- The tumult in global financial markets subsided Thursday after regulators provided a lifeline to Credit Suisse, but traces of unrest remained as volatility gauges remained elevated and overnight gains in US futures in the run-up to the European Central Bank's rate decision.
- When the ailing Swiss lender prepared to borrow up to 50 billion francs ($54 billion) from the SNB liquidity facility, European equities moved higher, with Credit Suisse rallying the most in history at the outset, propelling a gauge of bank stocks to a rise of more than 1%. Stock futures in the United States were slightly changed. Regional banks in the S&P 500 index held on to their gains, but are still down for the week. The CBoe Volatility Index increased to 27, exceeding its long-term average of 20.
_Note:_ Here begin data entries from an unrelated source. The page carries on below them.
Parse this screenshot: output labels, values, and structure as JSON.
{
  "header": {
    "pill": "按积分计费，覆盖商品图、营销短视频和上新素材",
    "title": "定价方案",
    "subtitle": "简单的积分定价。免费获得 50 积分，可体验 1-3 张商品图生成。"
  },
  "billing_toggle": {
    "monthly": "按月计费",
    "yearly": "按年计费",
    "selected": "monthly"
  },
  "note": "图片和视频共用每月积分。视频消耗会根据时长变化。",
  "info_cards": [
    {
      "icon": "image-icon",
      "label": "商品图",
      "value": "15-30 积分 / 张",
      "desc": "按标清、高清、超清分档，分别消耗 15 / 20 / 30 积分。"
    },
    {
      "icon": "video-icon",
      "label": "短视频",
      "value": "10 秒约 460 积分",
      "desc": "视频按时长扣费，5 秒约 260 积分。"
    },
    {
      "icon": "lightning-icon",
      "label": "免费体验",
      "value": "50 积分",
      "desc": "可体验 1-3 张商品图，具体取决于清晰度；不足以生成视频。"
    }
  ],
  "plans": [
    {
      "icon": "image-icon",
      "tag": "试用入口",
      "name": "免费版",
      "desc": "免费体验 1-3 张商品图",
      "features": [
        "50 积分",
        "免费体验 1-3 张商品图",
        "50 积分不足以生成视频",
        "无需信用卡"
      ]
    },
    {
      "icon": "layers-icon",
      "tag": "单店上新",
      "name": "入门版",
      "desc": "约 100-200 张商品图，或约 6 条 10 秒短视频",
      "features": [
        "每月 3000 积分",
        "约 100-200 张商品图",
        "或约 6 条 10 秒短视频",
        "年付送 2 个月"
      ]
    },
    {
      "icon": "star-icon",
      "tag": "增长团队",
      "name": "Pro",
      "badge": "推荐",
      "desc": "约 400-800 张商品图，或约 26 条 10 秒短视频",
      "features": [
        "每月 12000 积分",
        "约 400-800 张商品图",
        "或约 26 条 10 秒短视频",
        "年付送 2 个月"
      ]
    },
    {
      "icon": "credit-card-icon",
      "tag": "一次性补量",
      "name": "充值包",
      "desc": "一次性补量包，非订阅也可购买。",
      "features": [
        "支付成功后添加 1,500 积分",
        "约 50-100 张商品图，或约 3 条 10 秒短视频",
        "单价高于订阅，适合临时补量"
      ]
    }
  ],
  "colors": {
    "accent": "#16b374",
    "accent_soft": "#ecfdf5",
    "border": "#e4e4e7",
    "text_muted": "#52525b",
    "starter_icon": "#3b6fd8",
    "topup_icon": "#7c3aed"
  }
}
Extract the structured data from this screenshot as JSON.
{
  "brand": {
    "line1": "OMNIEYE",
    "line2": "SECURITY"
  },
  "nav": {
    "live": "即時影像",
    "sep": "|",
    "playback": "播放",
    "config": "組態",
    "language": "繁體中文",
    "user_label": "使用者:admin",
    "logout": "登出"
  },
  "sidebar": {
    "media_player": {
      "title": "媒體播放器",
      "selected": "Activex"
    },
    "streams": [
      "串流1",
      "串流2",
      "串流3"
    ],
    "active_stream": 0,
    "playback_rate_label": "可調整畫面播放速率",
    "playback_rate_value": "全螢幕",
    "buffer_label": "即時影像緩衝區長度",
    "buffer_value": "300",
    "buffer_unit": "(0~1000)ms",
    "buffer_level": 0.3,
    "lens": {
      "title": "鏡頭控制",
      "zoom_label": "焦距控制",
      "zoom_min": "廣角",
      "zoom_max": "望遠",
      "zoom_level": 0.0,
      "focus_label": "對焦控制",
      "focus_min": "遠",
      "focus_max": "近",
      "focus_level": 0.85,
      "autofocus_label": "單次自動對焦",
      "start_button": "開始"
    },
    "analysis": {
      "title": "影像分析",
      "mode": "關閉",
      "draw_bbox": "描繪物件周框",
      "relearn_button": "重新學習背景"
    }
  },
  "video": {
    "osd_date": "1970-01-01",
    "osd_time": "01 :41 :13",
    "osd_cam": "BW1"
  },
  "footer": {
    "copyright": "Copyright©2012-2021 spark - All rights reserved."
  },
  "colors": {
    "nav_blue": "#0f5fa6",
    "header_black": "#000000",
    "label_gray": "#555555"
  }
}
- Treasuries fell in early trading, bringing the 2-Year yield back to 4% following recent exceptionally strong drops. Bond yields fell across Europe, with the German 10-Year yield rising 15 basis points. The dollar index declined. The Swiss franc recovered following a steep drop on Wednesday. The euro recovered from a two-month low ahead of the ECB's projected interest rate hike later Thursday, with more investors now expecting a 25 basis point increase rather than double that.
- Swiss cabinet to hold extraordinary meeting to talk about Credit Suisse - media reports.
- Credit Suisse default swaps drop after SNB’s liquidity pledge.
- Credit Suisse loses equities heads in Asia as exodus worsens.
- Credit Suisse CDS tighten as funding deal calms investors.
-JPMorgan approximately estimates slower loan growth by mid-size banks could deduct a half to a full percentage-point off the level of US GDP over the next year or two.